- What is the downside of an irrevocable trust?
- Who owns the property in a irrevocable trust?
- Can you rent a house that is in an irrevocable trust?
What are the disadvantages of a trust?
The major disadvantages that are associated with trusts are their perceived irrevocability, the loss of control over assets that are put into trust and their costs.
In fact trusts can be made revocable, but this generally has negative consequences in respect of tax, estate duty, asset protection and stamp duty..
Is it worth setting up a trust?
Trusts can help you manage your property and assets, make sure they are distributed after your death according to your wishes, and save your family money, time and paperwork.
What is better a will or a trust?

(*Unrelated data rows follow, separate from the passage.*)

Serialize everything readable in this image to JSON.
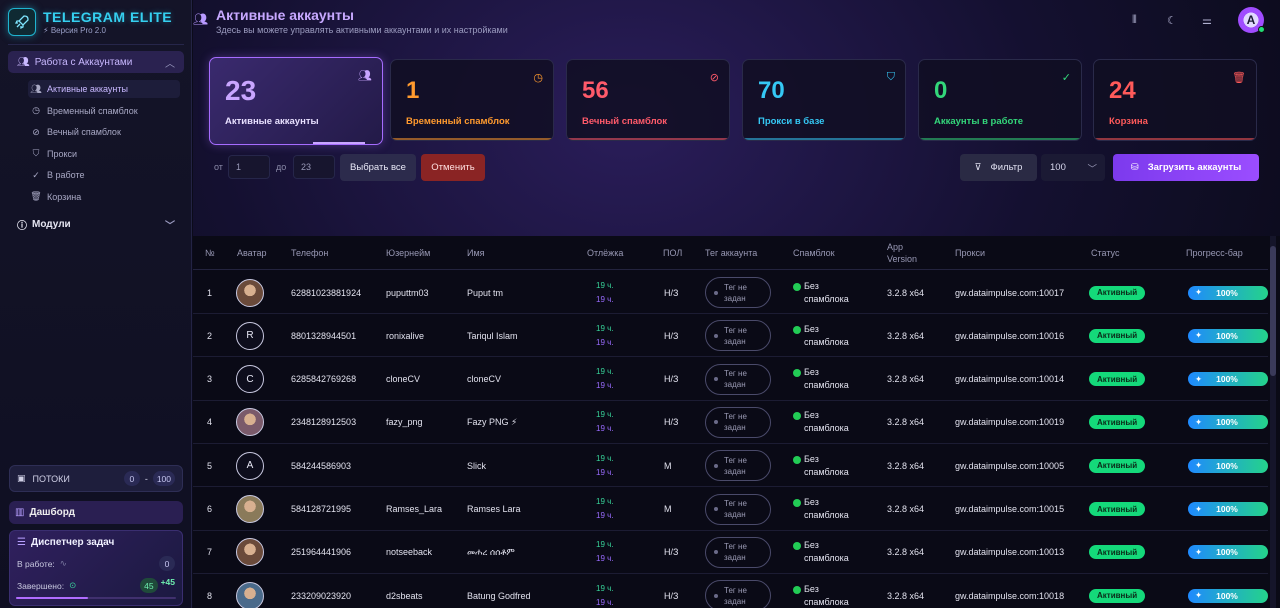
{
  "brand": {
    "title": "TELEGRAM ELITE",
    "version": "Версия Pro 2.0"
  },
  "sidebar": {
    "group_accounts": "Работа с Аккаунтами",
    "items": [
      {
        "label": "Активные аккаунты",
        "icon": "users-icon"
      },
      {
        "label": "Временный спамблок",
        "icon": "clock-icon"
      },
      {
        "label": "Вечный спамблок",
        "icon": "ban-icon"
      },
      {
        "label": "Прокси",
        "icon": "shield-icon"
      },
      {
        "label": "В работе",
        "icon": "check-icon"
      },
      {
        "label": "Корзина",
        "icon": "trash-icon"
      }
    ],
    "group_modules": "Модули",
    "threads": {
      "label": "ПОТОКИ",
      "from": "0",
      "to": "100"
    },
    "dashboard": "Дашборд",
    "tasks": {
      "title": "Диспетчер задач",
      "in_work_label": "В работе:",
      "in_work_value": "0",
      "done_label": "Завершено:",
      "done_value": "45",
      "done_delta": "+45"
    }
  },
  "header": {
    "title": "Активные аккаунты",
    "subtitle": "Здесь вы можете управлять активными аккаунтами и их настройками",
    "avatar_letter": "A"
  },
  "cards": [
    {
      "num": "23",
      "label": "Активные аккаунты",
      "color": "#c9a6ff",
      "icon": "users-icon"
    },
    {
      "num": "1",
      "label": "Временный спамблок",
      "color": "#ff9a2e",
      "icon": "clock-icon"
    },
    {
      "num": "56",
      "label": "Вечный спамблок",
      "color": "#ff5a6a",
      "icon": "ban-icon"
    },
    {
      "num": "70",
      "label": "Прокси в базе",
      "color": "#35c8f5",
      "icon": "shield-icon"
    },
    {
      "num": "0",
      "label": "Аккаунты в работе",
      "color": "#33d67a",
      "icon": "check-icon"
    },
    {
      "num": "24",
      "label": "Корзина",
      "color": "#ff5a5a",
      "icon": "trash-icon"
    }
  ],
  "controls": {
    "from_label": "от",
    "from_value": "1",
    "to_label": "до",
    "to_value": "23",
    "select_all": "Выбрать все",
    "cancel": "Отменить",
    "filter": "Фильтр",
    "count": "100",
    "upload": "Загрузить аккаунты"
  },
  "table": {
    "columns": [
      "№",
      "Аватар",
      "Телефон",
      "Юзернейм",
      "Имя",
      "Отлёжка",
      "ПОЛ",
      "Тег аккаунта",
      "Спамблок",
      "App Version",
      "Прокси",
      "Статус",
      "Прогресс-бар"
    ],
    "rows": [
      {
        "n": "1",
        "avatar": "",
        "phone": "62881023881924",
        "username": "puputtm03",
        "name": "Puput tm",
        "lag1": "19 ч.",
        "lag2": "19 ч.",
        "sex": "Н/З",
        "tag": "Тег не задан",
        "spam": "Без спамблока",
        "ver": "3.2.8 x64",
        "proxy": "gw.dataimpulse.com:10017",
        "status": "Активный",
        "progress": "100%"
      },
      {
        "n": "2",
        "avatar": "R",
        "phone": "8801328944501",
        "username": "ronixalive",
        "name": "Tariqul Islam",
        "lag1": "19 ч.",
        "lag2": "19 ч.",
        "sex": "Н/З",
        "tag": "Тег не задан",
        "spam": "Без спамблока",
        "ver": "3.2.8 x64",
        "proxy": "gw.dataimpulse.com:10016",
        "status": "Активный",
        "progress": "100%"
      },
      {
        "n": "3",
        "avatar": "C",
        "phone": "6285842769268",
        "username": "cloneCV",
        "name": "cloneCV",
        "lag1": "19 ч.",
        "lag2": "19 ч.",
        "sex": "Н/З",
        "tag": "Тег не задан",
        "spam": "Без спамблока",
        "ver": "3.2.8 x64",
        "proxy": "gw.dataimpulse.com:10014",
        "status": "Активный",
        "progress": "100%"
      },
      {
        "n": "4",
        "avatar": "",
        "phone": "2348128912503",
        "username": "fazy_png",
        "name": "Fazy PNG ⚡",
        "lag1": "19 ч.",
        "lag2": "19 ч.",
        "sex": "Н/З",
        "tag": "Тег не задан",
        "spam": "Без спамблока",
        "ver": "3.2.8 x64",
        "proxy": "gw.dataimpulse.com:10019",
        "status": "Активный",
        "progress": "100%"
      },
      {
        "n": "5",
        "avatar": "A",
        "phone": "584244586903",
        "username": "",
        "name": "Slick",
        "lag1": "19 ч.",
        "lag2": "19 ч.",
        "sex": "М",
        "tag": "Тег не задан",
        "spam": "Без спамблока",
        "ver": "3.2.8 x64",
        "proxy": "gw.dataimpulse.com:10005",
        "status": "Активный",
        "progress": "100%"
      },
      {
        "n": "6",
        "avatar": "",
        "phone": "584128721995",
        "username": "Ramses_Lara",
        "name": "Ramses Lara",
        "lag1": "19 ч.",
        "lag2": "19 ч.",
        "sex": "М",
        "tag": "Тег не задан",
        "spam": "Без спамблока",
        "ver": "3.2.8 x64",
        "proxy": "gw.dataimpulse.com:10015",
        "status": "Активный",
        "progress": "100%"
      },
      {
        "n": "7",
        "avatar": "",
        "phone": "251964441906",
        "username": "notseeback",
        "name": "መሐረ ሰሰቶም",
        "lag1": "19 ч.",
        "lag2": "19 ч.",
        "sex": "Н/З",
        "tag": "Тег не задан",
        "spam": "Без спамблока",
        "ver": "3.2.8 x64",
        "proxy": "gw.dataimpulse.com:10013",
        "status": "Активный",
        "progress": "100%"
      },
      {
        "n": "8",
        "avatar": "",
        "phone": "233209023920",
        "username": "d2sbeats",
        "name": "Batung Godfred",
        "lag1": "19 ч.",
        "lag2": "19 ч.",
        "sex": "Н/З",
        "tag": "Тег не задан",
        "spam": "Без спамблока",
        "ver": "3.2.8 x64",
        "proxy": "gw.dataimpulse.com:10018",
        "status": "Активный",
        "progress": "100%"
      }
    ]
  }
}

While a will determines how your assets will be distributed after you die, a trust becomes the legal owner of your assets the moment the trust is created. There are numerous types of trusts out there, but an irrevocable trust is most relevant in the world of personal estate planning.
Can you sell your house if it’s in an irrevocable trust?
Buying and Selling Home in a Trust Answer: Yes, a trust can buy and sell property. Irrevocable trusts created for the purpose of protecting assets from the cost of long term care are commonly referred to as Medicaid Qualifying Trusts (“MQTs”).
Can I put my properties in trust?
For a property portfolio, a standard discretionary family trust is suitable. … There are two ways to hold property: in your own name or in a trust (which means the property is held ‘in trust’ and you control the trust). It may sound complicated, but this form of control has advantages.
Should I put my rental property in a trust or LLC?
Your rental property should be owned in an LLC. Rental properties generate income and wealth but they can also create liabilities. … An LLC owned by one person or a married couple isn’t too difficult to manage and generally doesn’t require a separate LLC tax return.
Why would someone put their house in a trust?
The main reason individuals put their home in a living trust is to avoid the costly and lengthy probate process at death. Leaving real estate assets to a spouse or children in a will causes those assets to pass through probate. … Working with an attorney is an important part of the estate planning process.
Why put your house in a irrevocable trust?
Putting your house in an irrevocable trust removes it from your estate. Unlike placing assets in an revocable trust, your house is safe from creditors and from estate tax. … When you die, your share of the house goes to the trust so your spouse never takes legal ownership.
What does it mean if a house is held in trust?
A trust is created by a ‘settlor’, who transfers some (or all) of their property to a ‘trustee’. The trustee will then hold that Trust property for the benefit of the ‘beneficiaries’. … Meaning that when the terms of the Trust are met, the property becomes legally owned by the beneficiary.
What is the downside of an irrevocable trust?
The main downside to an irrevocable trust is simple: It’s not revocable or changeable. You no longer own the assets you’ve placed into the trust. In other words, if you place a million dollars in an irrevocable trust for your child and want to change your mind a few years later, you’re out of luck.
Who owns the property in a irrevocable trust?
Irrevocable trust: The purpose of the trust is outlined by an attorney in the trust document. Once established, an irrevocable trust usually cannot be changed. As soon as assets are transferred in, the trust becomes the asset owner. Grantor: This individual transfers ownership of property to the trust.
Can you rent a house that is in an irrevocable trust?
Since family members or trust beneficiaries cannot use trust-owned property as a personal asset and live in trust rental property rent-free, they also cannot be involved in rent collection. Family members or trust beneficiaries cannot assume the trustee’s duty in this regard.